In fact, coverage of Moscow's political warfare is disjointed and superficial at best. Reporting on Trump's sycophants who parrot the Russian line emerge more often than not as standard "he said-she said" political fare. Intelligence officials' testimony detailing the facts sits in the files, unreprised, even as nightly news banners the Moscow-scripted GOP nonsense. And Russia's global challenge — its clandestine pro-Brexit campaign, meddling in European parliamentary elections, and cyberattacks on its Baltic neighbors — remain all but ignored.
Meanwhile, amidst the daily flood of tweets, manufactured crises, and impeachment dramas, Trump's negligence as commander-in-chief in dismissing Russian attacks barely evokes an editor's yawn.
The broadcast and cable news networks also are ignoring the larger and profoundly important issue that Professor Barash's analysis suggests: the damage that fictionalizing the American political discourse does to a democracy as falsehoods replace facts over time. For the current generation of journalists, in particular, missing the bigger picture is ironic — they turned that fault into a cliché 20 years ago when presidential commissions and congressional committees pilloried CIA, FBI, and NSA after 9/11 for failing "to connect the dots." At least on broadcast and cable, the dearth of reporting on the long-term implications of Russia's attack is doing just that.
Journalism's crucial role in painting the big picture isn't just about Russia's hand in the 2020 elections, or even the risks presented by a president whose daily behavior seems to careen between caudillo-like and crazy. Whether spawned by Moscow's trolls or Trump himself, falsehoods that mobilize people live on, as do their effects, often long after their authors are gone. The discredited historical argument advanced even today that divisions over states' rights, not slavery produced the Civil War is a case in point. In a survey by the Southern Poverty Law Center two years, ago, only 8 percent of high school students could identify slavery as the conflict's cause. To be sure, in any school test, the quality of teaching and textbooks matter. But so does journalism's role in establishing facts, exposing falsehoods, and placing the results front-and-center.

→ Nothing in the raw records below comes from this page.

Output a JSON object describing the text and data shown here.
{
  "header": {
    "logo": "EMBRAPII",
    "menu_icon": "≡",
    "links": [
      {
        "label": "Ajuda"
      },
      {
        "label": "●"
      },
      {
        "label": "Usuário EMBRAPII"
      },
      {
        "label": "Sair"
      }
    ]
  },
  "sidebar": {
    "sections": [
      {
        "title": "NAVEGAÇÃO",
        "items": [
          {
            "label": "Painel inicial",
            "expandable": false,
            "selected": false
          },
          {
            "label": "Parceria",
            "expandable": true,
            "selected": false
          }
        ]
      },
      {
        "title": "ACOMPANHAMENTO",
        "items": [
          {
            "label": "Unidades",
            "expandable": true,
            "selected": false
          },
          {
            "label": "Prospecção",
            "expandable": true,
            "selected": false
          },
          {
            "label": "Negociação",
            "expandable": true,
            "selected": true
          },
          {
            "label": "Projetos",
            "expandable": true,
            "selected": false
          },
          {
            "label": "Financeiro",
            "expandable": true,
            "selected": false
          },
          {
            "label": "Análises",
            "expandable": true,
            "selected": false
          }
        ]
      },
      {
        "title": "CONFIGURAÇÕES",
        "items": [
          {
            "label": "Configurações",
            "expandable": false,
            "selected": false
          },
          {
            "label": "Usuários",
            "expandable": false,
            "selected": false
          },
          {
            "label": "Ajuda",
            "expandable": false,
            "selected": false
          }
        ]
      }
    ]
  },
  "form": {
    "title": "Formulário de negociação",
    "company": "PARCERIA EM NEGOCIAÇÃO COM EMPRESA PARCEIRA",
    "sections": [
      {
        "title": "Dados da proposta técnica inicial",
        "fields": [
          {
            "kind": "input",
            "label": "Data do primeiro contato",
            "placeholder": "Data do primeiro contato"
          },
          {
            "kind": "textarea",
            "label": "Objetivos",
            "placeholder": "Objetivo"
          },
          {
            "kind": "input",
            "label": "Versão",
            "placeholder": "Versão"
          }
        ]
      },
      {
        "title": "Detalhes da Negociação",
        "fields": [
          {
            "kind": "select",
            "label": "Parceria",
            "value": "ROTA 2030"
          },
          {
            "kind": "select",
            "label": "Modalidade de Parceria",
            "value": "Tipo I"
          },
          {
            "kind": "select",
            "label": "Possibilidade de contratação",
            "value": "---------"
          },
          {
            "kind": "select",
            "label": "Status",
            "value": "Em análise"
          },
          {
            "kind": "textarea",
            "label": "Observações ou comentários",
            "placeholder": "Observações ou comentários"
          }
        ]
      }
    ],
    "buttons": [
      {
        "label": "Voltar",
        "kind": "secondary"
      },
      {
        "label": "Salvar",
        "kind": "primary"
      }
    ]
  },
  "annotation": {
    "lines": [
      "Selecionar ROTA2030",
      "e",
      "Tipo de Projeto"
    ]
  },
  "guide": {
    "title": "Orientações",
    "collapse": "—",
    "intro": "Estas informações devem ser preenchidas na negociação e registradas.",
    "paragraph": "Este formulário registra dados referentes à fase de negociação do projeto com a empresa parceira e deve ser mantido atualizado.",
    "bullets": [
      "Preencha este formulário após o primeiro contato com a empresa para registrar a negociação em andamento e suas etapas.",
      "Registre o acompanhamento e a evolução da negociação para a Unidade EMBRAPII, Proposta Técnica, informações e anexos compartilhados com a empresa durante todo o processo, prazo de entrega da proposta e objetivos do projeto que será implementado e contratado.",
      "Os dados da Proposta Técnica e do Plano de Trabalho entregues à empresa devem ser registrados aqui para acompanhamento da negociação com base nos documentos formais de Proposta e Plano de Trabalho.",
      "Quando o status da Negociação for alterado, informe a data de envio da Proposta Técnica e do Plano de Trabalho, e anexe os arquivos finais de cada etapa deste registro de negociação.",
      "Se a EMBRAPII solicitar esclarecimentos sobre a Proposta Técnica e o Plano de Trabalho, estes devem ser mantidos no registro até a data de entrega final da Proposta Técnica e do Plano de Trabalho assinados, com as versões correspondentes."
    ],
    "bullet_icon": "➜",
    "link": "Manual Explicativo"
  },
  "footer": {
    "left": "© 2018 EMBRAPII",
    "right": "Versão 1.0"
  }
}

President John F. Kennedy put it this way in a commencement address at Yale in 1962: "The great enemy of the truth is very often not the lie, deliberate, contrived, and dishonest, but the myth, persistent, persuasive, and unrealistic."
In accusing his political opponents of treason, attacking the Deep State, and claiming as president he is above the law, Trump is accumulating the mythmaker's raw material by the day. The consequences for American politics and the country remain to be seen. The pundits would have it that Trump is an unconventional politician firing up his base. Maybe so, but Professor Barash, as well as President Kennedy, suggest otherwise.
Click the social buttons to share this story with your friends and colleagues.
The opinions and points of view expressed in this content are exclusively the views of the author and/or subject(s) and do not necessarily represent the views of MediaVillage.com/MyersBizNet, Inc. management or associated writers.